""In The Philosophy of Science Fiction Film, Steven Sanders and company guide us through apocalyptic visions of robotic rampages and mysterious journeys through space and time, stopping along the way for philosophical snapshots that enhance the tour." --Eric Bronson, editor of Poker and Philosophy: Pocket Rockets and Philosopher Kin" --
""I can recommend this book to philosophy students and their teachers, along with the rest of us who are still searching to answers to the mystery of humanity and its place in the cosmos." --Armchair Interviews" --
""12 essays, all by outstanding film scholars, that offer a comprehensive overview of the subject. Recommended." -- R. Cormier, CHOICE" --
""The Philosophy of Science Fiction Film is a successful volume. Pedagogues, both of philosophy and of film, will find the book a useful compendium of ideas." --Neil Easterbrook, Science Fiction Studies" --
""The Philosophy of Science Fiction Film manages to be simultaneously a collection of thoughtful and engaging scholarly work and a collection of thoughtful and engaging scholarly work and a substantive and appealing discussion of many of the most compelling science fiction films. Readers who enjoy tracing science fiction's philosophical roots will find it extremely worthwhile reading." --Jo Ann Circosta, Rain Taxi" --

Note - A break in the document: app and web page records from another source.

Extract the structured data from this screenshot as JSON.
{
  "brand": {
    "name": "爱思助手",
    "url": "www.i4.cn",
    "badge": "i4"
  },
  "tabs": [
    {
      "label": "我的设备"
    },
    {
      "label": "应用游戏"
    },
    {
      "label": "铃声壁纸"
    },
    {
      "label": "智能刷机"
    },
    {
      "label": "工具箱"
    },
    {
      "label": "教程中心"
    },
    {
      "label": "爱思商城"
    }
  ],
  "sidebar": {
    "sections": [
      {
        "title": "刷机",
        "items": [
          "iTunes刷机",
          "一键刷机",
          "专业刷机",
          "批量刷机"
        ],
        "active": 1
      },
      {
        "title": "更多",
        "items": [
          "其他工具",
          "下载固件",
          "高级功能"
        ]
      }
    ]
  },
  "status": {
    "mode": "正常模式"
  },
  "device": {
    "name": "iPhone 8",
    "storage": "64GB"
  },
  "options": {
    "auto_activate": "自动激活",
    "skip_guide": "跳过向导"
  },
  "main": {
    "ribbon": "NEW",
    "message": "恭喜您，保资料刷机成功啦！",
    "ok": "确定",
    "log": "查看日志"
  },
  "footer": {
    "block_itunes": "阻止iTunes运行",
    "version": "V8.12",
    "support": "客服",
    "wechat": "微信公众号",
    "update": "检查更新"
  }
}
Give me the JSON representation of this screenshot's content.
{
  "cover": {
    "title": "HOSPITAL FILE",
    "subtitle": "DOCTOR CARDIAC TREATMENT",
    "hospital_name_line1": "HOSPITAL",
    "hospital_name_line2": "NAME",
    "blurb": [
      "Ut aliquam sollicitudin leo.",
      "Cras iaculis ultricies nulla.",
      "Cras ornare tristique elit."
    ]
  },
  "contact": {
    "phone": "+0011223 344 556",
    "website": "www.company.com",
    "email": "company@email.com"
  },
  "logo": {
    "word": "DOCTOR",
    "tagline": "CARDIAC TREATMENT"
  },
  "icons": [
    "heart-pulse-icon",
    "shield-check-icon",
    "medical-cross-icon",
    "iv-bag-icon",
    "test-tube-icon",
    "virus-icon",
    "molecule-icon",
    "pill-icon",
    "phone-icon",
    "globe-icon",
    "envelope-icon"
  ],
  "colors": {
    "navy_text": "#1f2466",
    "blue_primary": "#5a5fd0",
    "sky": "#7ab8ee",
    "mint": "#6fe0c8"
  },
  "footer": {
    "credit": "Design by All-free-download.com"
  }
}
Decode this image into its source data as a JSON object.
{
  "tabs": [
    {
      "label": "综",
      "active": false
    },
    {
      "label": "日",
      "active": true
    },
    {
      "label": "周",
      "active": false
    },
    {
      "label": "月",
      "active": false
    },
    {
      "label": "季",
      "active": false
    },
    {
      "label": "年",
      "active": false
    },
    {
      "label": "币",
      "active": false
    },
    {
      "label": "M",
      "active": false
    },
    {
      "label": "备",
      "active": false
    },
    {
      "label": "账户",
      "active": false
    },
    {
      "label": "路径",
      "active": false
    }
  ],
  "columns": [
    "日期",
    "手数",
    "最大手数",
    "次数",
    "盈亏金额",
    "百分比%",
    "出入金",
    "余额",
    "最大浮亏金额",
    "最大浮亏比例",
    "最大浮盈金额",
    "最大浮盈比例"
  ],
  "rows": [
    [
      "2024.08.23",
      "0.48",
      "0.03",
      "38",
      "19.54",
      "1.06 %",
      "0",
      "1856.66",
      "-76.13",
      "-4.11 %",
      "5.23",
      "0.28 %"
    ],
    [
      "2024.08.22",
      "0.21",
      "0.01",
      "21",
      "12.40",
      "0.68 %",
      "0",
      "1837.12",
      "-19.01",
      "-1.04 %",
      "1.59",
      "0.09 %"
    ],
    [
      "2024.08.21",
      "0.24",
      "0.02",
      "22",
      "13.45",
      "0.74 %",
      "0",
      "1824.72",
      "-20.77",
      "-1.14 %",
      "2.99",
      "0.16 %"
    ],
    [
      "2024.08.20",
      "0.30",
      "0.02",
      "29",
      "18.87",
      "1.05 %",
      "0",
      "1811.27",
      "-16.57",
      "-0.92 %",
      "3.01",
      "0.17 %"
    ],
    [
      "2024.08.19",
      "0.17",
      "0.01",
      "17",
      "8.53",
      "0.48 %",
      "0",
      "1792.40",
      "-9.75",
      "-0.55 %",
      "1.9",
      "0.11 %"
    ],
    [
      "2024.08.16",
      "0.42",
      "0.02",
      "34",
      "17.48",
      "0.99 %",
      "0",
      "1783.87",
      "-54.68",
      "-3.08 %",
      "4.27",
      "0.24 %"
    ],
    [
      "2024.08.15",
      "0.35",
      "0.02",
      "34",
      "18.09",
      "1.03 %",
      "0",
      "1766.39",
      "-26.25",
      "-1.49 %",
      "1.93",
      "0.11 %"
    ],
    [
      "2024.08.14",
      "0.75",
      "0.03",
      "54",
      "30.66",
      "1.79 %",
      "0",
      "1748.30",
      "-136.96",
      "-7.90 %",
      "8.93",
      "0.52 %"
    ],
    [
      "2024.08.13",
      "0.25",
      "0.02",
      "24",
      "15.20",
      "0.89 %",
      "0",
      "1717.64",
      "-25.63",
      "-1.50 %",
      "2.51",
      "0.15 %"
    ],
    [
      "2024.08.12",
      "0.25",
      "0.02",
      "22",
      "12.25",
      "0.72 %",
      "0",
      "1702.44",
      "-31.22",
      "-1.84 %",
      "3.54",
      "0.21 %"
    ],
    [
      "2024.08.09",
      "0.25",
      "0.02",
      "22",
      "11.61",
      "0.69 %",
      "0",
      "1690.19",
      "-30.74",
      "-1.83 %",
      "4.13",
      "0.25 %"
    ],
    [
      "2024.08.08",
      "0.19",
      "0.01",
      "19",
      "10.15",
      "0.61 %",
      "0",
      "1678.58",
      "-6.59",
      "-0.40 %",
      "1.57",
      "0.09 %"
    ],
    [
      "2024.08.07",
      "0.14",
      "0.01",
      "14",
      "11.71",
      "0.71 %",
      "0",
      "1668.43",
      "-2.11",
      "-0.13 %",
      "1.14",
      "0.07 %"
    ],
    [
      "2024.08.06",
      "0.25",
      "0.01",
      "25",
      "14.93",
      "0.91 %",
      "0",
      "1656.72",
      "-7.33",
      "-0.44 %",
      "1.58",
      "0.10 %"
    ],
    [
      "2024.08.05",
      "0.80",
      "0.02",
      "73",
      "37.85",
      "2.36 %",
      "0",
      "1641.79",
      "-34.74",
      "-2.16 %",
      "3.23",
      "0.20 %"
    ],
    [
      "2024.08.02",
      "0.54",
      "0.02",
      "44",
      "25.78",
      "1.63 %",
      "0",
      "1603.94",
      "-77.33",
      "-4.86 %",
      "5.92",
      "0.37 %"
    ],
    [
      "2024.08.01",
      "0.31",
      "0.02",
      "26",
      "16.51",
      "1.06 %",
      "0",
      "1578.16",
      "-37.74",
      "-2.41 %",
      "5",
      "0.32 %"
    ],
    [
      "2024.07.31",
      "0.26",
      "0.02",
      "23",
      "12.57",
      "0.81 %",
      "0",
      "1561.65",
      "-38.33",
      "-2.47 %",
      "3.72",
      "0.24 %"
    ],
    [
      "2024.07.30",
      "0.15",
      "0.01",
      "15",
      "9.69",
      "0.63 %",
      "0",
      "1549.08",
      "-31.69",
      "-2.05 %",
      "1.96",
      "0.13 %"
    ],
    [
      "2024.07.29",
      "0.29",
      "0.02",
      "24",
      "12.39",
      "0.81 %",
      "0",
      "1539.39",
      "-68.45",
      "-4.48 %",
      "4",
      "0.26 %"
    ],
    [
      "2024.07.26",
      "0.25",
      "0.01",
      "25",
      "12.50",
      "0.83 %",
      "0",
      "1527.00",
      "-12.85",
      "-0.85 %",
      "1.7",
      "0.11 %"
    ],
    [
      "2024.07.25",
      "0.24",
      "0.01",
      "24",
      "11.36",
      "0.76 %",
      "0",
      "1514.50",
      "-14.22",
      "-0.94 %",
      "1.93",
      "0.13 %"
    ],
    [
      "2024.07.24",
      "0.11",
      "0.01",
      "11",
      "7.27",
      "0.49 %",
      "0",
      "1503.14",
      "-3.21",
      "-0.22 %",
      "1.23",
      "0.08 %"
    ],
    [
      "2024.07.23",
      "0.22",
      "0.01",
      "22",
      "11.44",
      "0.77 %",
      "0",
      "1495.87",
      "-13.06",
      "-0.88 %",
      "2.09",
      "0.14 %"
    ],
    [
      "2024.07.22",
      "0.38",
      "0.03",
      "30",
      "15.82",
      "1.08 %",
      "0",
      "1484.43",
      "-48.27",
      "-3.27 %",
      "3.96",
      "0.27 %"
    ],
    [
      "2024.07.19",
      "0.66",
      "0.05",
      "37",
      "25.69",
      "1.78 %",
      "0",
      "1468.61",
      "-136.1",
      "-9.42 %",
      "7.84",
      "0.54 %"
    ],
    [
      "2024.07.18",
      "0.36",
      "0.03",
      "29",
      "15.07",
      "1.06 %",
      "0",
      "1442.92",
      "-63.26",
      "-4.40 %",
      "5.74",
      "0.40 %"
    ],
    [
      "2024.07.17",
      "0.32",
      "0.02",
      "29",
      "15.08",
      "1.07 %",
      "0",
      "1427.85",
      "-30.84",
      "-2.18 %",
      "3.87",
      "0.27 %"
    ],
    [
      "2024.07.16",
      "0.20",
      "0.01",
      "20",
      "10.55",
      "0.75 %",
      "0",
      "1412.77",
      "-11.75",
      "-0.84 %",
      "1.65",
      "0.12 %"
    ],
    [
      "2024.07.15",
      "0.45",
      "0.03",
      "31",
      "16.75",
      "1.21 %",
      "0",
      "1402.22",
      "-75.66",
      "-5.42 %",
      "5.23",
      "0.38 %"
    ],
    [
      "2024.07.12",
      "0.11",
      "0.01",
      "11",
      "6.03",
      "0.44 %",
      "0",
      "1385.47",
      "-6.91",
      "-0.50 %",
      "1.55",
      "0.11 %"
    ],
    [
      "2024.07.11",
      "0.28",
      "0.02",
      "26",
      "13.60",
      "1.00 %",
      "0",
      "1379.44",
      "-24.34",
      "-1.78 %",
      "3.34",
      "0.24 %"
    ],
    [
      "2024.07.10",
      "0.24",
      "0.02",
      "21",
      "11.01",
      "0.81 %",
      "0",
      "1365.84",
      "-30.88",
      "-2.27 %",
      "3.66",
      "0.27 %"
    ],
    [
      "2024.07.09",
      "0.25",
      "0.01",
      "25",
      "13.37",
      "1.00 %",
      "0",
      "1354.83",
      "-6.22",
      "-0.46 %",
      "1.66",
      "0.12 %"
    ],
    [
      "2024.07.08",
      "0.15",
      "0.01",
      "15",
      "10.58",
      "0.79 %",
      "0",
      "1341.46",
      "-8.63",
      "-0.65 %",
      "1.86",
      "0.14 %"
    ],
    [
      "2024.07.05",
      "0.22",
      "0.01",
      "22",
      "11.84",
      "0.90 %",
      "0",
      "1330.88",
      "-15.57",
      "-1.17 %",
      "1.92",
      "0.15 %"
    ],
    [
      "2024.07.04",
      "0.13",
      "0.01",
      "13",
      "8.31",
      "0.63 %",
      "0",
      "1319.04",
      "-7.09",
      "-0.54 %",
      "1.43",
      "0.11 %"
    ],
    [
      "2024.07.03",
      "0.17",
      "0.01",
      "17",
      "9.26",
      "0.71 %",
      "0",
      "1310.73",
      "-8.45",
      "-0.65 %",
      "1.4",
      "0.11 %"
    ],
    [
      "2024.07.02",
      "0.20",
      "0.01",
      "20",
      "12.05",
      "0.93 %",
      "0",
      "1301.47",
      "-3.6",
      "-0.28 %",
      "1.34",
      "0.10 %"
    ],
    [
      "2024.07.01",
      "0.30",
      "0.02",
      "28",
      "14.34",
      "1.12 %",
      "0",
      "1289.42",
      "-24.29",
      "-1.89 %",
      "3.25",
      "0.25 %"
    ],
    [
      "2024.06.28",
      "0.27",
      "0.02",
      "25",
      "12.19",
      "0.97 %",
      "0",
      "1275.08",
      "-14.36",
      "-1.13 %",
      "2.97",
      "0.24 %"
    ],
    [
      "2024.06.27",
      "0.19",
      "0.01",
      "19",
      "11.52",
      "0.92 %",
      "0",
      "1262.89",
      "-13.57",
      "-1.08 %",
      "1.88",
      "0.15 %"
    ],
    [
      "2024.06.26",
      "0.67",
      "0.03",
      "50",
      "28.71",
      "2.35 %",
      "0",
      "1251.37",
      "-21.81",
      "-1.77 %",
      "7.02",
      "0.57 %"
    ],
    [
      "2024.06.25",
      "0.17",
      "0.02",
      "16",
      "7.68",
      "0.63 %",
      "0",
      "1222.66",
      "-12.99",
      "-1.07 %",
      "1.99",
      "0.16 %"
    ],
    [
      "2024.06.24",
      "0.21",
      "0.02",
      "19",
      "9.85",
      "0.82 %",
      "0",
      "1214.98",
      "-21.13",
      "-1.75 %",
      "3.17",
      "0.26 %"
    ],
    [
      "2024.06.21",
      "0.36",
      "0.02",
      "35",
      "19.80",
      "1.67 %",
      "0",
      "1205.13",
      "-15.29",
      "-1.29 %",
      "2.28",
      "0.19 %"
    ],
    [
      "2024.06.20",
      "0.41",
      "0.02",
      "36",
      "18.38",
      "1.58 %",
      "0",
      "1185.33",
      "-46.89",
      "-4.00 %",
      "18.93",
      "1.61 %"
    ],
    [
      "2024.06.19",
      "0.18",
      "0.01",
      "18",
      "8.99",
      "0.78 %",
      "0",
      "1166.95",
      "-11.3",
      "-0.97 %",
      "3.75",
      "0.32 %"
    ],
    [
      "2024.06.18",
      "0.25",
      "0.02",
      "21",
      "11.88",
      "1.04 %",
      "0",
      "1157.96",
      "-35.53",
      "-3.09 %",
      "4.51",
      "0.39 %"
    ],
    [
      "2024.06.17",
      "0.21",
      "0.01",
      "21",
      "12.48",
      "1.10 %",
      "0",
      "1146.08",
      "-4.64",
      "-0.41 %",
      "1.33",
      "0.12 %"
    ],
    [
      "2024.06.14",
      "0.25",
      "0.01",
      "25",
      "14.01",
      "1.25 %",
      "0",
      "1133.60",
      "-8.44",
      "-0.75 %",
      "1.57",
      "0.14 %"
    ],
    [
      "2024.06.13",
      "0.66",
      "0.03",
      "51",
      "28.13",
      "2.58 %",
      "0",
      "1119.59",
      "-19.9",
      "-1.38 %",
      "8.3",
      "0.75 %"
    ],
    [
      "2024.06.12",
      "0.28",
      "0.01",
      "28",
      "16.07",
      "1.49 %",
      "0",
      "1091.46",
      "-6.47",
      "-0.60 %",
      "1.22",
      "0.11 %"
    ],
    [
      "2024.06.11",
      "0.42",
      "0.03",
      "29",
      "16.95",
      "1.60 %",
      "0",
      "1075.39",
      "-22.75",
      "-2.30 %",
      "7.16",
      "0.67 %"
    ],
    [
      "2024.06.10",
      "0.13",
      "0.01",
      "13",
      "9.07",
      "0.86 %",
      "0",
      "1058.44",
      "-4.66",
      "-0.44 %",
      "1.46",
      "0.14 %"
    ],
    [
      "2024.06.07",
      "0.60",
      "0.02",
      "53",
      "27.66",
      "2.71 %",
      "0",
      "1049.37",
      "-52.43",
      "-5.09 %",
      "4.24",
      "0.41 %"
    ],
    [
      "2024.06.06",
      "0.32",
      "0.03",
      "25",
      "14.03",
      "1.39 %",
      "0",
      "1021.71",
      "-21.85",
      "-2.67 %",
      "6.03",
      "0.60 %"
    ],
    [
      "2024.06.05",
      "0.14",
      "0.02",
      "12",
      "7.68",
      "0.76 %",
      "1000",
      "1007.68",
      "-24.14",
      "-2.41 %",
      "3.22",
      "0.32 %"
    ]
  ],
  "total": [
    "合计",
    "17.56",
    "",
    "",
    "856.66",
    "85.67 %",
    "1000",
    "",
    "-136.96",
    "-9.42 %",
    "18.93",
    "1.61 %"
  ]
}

""The Philosophy of Science Fiction Film offers erudite insights that are thoughtful and thought-provoking, superb examples of scholarship, and a seminal contribution to the study of science fiction films." --thephilosopherschair.com, Midwest Book Review" --
From the Inside Flap
From Metropolis (1927) to The Matrix (1999), science fiction films have captivated audiences worldwide for more than seven decades. In recent years, philosophers have turned their eyes towards the same screen, attracted by the salient storylines, conflicts, and themes nestled amongst the new technologically and time altered landscapes. They have discovered that science fiction films offer more than an imaginative escape from the real world -- they also provide a rich medium through which to address issues of identity, consciousness, agency, space, time, causality, and other categories of experience.
Editor Steven M. Sanders argues that the appeal of science fiction films has led to a proliferation of misguided interpretations and weak arguments in the film criticism of the genre. The Philosophy of Science Fiction Film aims to restore integrity to science fiction film criticism by penetrating the surface of the films in order to unearth the presupposed philosophical arguments, ethical perspectives, and metaphysical views that underlie them.
The first section, "Enigmas of Identity and Agency" treats issues of identity, moral agency, and the meaning of being human in films such as Total Recall (1990), Blade Runner (1982), and Invasion of the Body Snatchers (1956). In the second part, "Extraterrestrial Visitation, Time Travel, and Artificial Intelligence," contributors dissect such films as 2001: A Space Odyssey, The Terminator, and The Day the Earth Stood Still to examine the implications of new technology on civilization, the paradoxes surrounding artificial intelligence, and the possibilities offered by time travel. The final section, "Braver New World: Science Fiction Futurism" looks at Metropolis, The Matrix, Alphaville, and screen adaptations of Orwell's 1984 to analyze our visions of the future and humans' role in it.
The Philosophy of Science Fiction Film highlights the interconnectivity of the science fiction genre and philosophy. The contributing philosophers, film critics, and scholars highlight the relationship between philosophy and science fiction film, offering original philosophical perspectives on the logical possibility and paradoxes of personal identity, the nature of consciousness and artificial intelligence, time travel, encounters with extraterrestrials, and transformations of the future.